Fair Russia wants protest vote to be returned
Mironov, the party's informal leader and former Federation Council Speaker, and Levichev, Fair Russia's chairman, believe that a number of federal laws on elections should be amended and the option of a protest vote should be returned to the people.
The idea initiated by the United Russia party to remove the “against all” option from the ballots was instituted back in 2006.
According to Fair Russia’s leaders, since the option was removed from the ballot, voter turnout has been lower than it was before, the party's press service says in a statement published on the party’s official website. To a large extent, this has happened because citizens who did not want to support any party or candidate had no vehicle through which to voice their position, and therefore no motivation for voting, believes the authors of the legislation.
That makes voting less democratic, thereby reducing the level of legitimacy of the elected bodies and candidates.

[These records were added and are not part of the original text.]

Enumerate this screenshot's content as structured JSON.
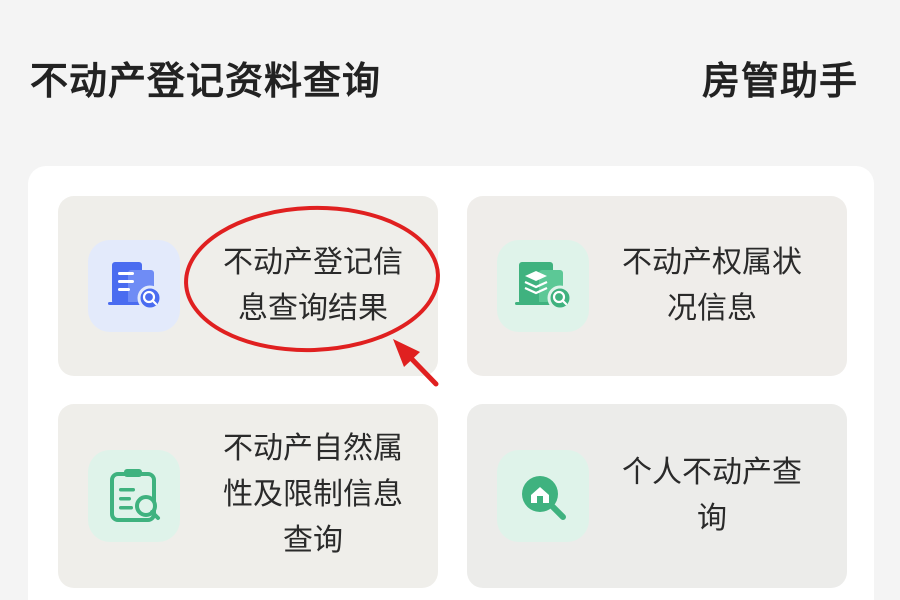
{
  "header": {
    "title": "不动产登记资料查询",
    "brand": "房管助手"
  },
  "cards": [
    {
      "line1": "不动产登记信",
      "line2": "息查询结果",
      "icon": "building-document-search-icon",
      "accent": "#4a6cf0",
      "tile_bg": "#e3eafb"
    },
    {
      "line1": "不动产权属状",
      "line2": "况信息",
      "icon": "layers-document-search-icon",
      "accent": "#3fb27f",
      "tile_bg": "#dff3ea"
    },
    {
      "line1": "不动产自然属",
      "line2": "性及限制信息",
      "line3": "查询",
      "icon": "clipboard-search-icon",
      "accent": "#3fb27f",
      "tile_bg": "#dff3ea"
    },
    {
      "line1": "个人不动产查",
      "line2": "询",
      "icon": "house-search-icon",
      "accent": "#3fb27f",
      "tile_bg": "#dff3ea"
    }
  ],
  "annotation": {
    "color": "#e02020"
  }
}
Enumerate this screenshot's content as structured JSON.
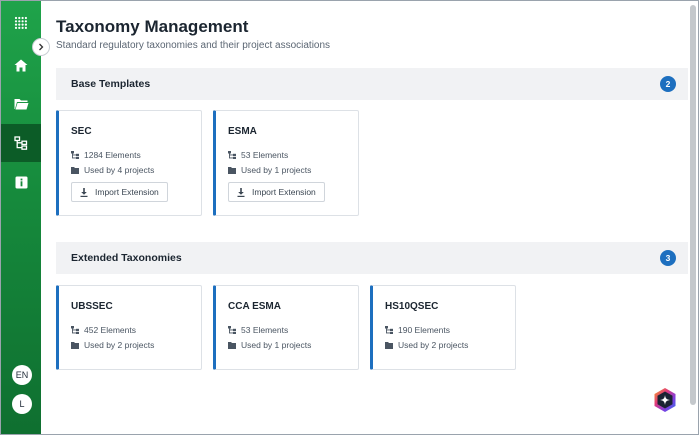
{
  "header": {
    "title": "Taxonomy Management",
    "subtitle": "Standard regulatory taxonomies and their project associations"
  },
  "sidebar": {
    "items": [
      {
        "icon": "apps-grid-icon"
      },
      {
        "icon": "home-icon"
      },
      {
        "icon": "folder-icon"
      },
      {
        "icon": "taxonomy-tree-icon",
        "active": true
      },
      {
        "icon": "info-icon"
      }
    ],
    "language": "EN",
    "user_initial": "L"
  },
  "base_templates": {
    "title": "Base Templates",
    "count": "2",
    "cards": [
      {
        "name": "SEC",
        "elements": "1284 Elements",
        "usage": "Used by 4 projects",
        "action": "Import Extension"
      },
      {
        "name": "ESMA",
        "elements": "53 Elements",
        "usage": "Used by 1 projects",
        "action": "Import Extension"
      }
    ]
  },
  "extended_taxonomies": {
    "title": "Extended Taxonomies",
    "count": "3",
    "cards": [
      {
        "name": "UBSSEC",
        "elements": "452 Elements",
        "usage": "Used by 2 projects"
      },
      {
        "name": "CCA ESMA",
        "elements": "53 Elements",
        "usage": "Used by 1 projects"
      },
      {
        "name": "HS10QSEC",
        "elements": "190 Elements",
        "usage": "Used by 2 projects"
      }
    ]
  },
  "colors": {
    "sidebar_green": "#1fa34a",
    "accent_blue": "#1d6fbf",
    "section_bg": "#f1f2f4"
  }
}
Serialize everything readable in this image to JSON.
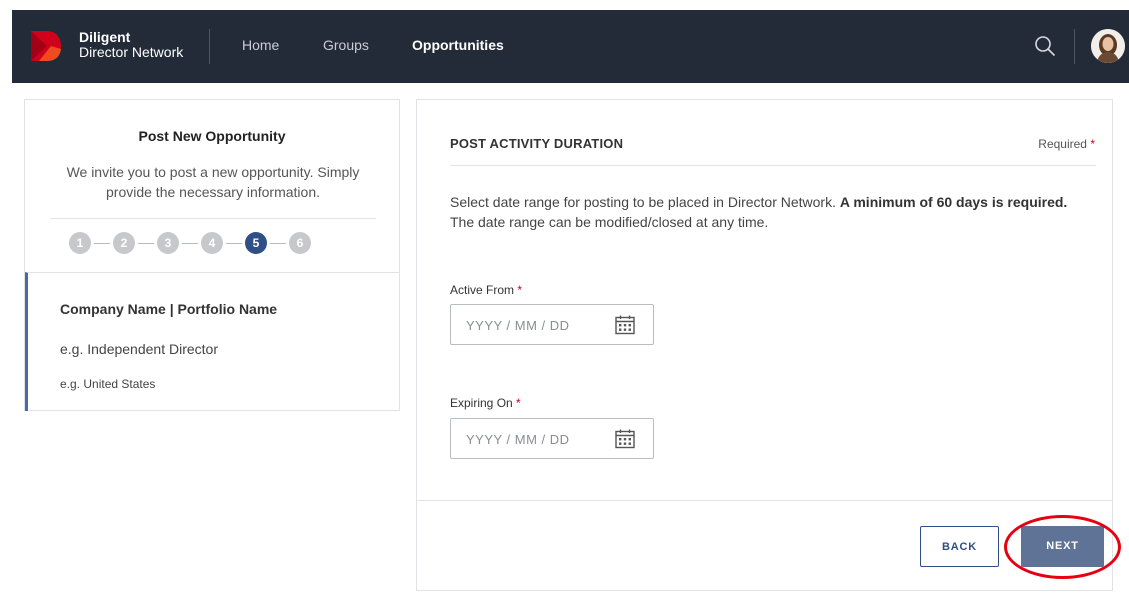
{
  "nav": {
    "brand_line1": "Diligent",
    "brand_line2": "Director Network",
    "items": [
      {
        "label": "Home",
        "active": false
      },
      {
        "label": "Groups",
        "active": false
      },
      {
        "label": "Opportunities",
        "active": true
      }
    ],
    "icons": {
      "search": "search-icon",
      "avatar": "user-avatar"
    }
  },
  "left_panel": {
    "title": "Post New Opportunity",
    "description": "We invite you to post a new opportunity. Simply provide the necessary information.",
    "steps": [
      "1",
      "2",
      "3",
      "4",
      "5",
      "6"
    ],
    "active_step": "5",
    "company": "Company Name | Portfolio Name",
    "role": "e.g. Independent Director",
    "location": "e.g. United States"
  },
  "right_panel": {
    "heading": "POST ACTIVITY DURATION",
    "required_label": "Required",
    "required_star": "*",
    "instruction_part1": "Select date range for posting to be placed in Director Network.",
    "instruction_bold": "A minimum of 60 days is required.",
    "instruction_part2": "The date range can be modified/closed at any time.",
    "active_from": {
      "label": "Active From",
      "star": "*",
      "placeholder": "YYYY  /  MM /  DD"
    },
    "expiring_on": {
      "label": "Expiring On",
      "star": "*",
      "placeholder": "YYYY  /  MM /  DD"
    }
  },
  "buttons": {
    "back": "BACK",
    "next": "NEXT"
  },
  "colors": {
    "nav_bg": "#232b39",
    "accent": "#2f4f86",
    "next_button": "#5f7396",
    "highlight": "#e60012",
    "required": "#d0021b"
  }
}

In addition, the lack of a protest vote “limits to some decree citizens' electoral rights”. Fair Russia believes that the restoration of the “against all” choice would provide for higher voter turnout, and also inform the responsible attitude the authorities should take “towards a significant part of our society”.
Mironov has long been pushing for the idea. Earlier in June, he called on President Dmitry Medvedev to again give Russians the option to vote against all the candidates in elections.
“People with full citizenship want to express their point of view, and now we are depriving them of this right," he said during a meeting with the head of state, cited RIA Novosti. Mironov added that the “against all” column was a "barometer of society's well-being."
Whether the ruling party and the president support the initiative put forward by the Fair Russia is yet to be seen. However, as the country nears the State Duma elections set for December of this year, which will be followed by the presidential election in March, a number of changes in electoral law have already been introduced.
Earlier this month, Russia’s lower house approved a draft law on lowering the vote threshold by two per cent for federal parliamentary elections. This means that to get into the Duma, a party would need five per cent of the votes instead of seven. In fact, the bill merely represents a return to the norms that existed in 1993-2003. After the threshold was increased under Vladimir Putin's presidency, only four parties managed to get seats in the parliament during the 2007 elections. Even if the bill is adopted before the December vote, it would still apply only to the next series of elections which will be held in 2016.
On July 12, during a meeting with leaders from those parties represented in the lower house, Medvedev promised to further improve electoral laws and expressed hope that the December elections will be open and honest.
“In late June, I submitted a bill to the State Duma that provides for the lowering of the election threshold in the lower house to five percent. But I want to tell you that, most probably, my recommendations in this field will not be limited to this move only,” he said.